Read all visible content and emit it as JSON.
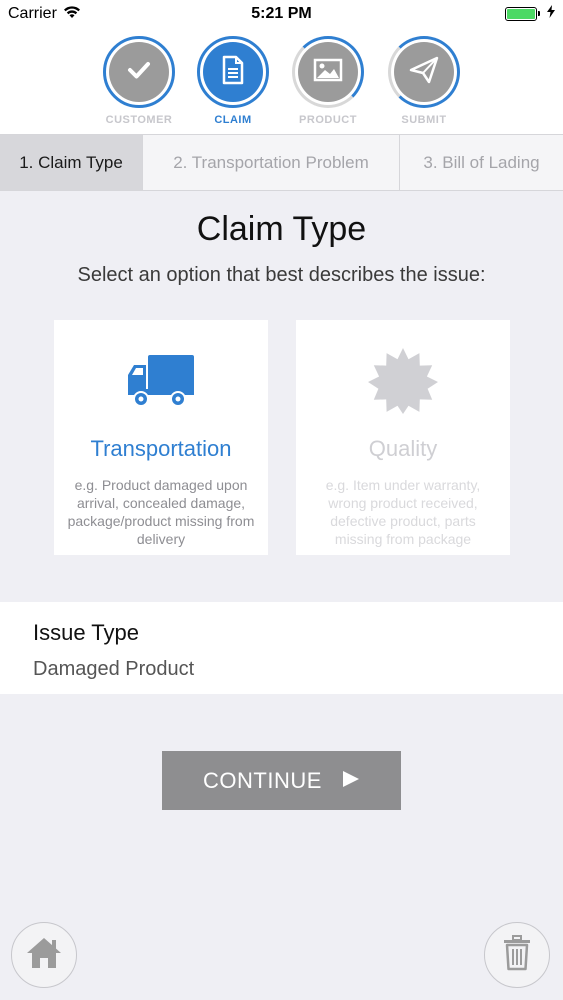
{
  "status_bar": {
    "carrier": "Carrier",
    "time": "5:21 PM",
    "battery_percent": 100
  },
  "steps": [
    {
      "label": "CUSTOMER",
      "icon": "checkmark-icon",
      "state": "done"
    },
    {
      "label": "CLAIM",
      "icon": "document-icon",
      "state": "active"
    },
    {
      "label": "PRODUCT",
      "icon": "image-icon",
      "state": "pending"
    },
    {
      "label": "SUBMIT",
      "icon": "paper-plane-icon",
      "state": "pending"
    }
  ],
  "tabs": [
    {
      "label": "1. Claim Type",
      "active": true
    },
    {
      "label": "2. Transportation Problem",
      "active": false
    },
    {
      "label": "3. Bill of Lading",
      "active": false
    }
  ],
  "main": {
    "title": "Claim Type",
    "subtitle": "Select an option that best describes the issue:"
  },
  "options": [
    {
      "title": "Transportation",
      "icon": "truck-icon",
      "selected": true,
      "description": "e.g. Product damaged upon arrival, concealed damage, package/product missing from delivery"
    },
    {
      "title": "Quality",
      "icon": "badge-icon",
      "selected": false,
      "description": "e.g. Item under warranty, wrong product received, defective product, parts missing from package"
    }
  ],
  "issue": {
    "label": "Issue Type",
    "value": "Damaged Product"
  },
  "actions": {
    "continue_label": "CONTINUE"
  },
  "colors": {
    "accent": "#2f7fd1",
    "inactive_step": "#9b9b9b",
    "button": "#8e8e90",
    "background": "#efeff4"
  }
}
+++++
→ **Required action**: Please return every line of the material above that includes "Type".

→ **Answer box**:
      "label": "1. Claim Type",
    "title": "Claim Type",
    "label": "Issue Type",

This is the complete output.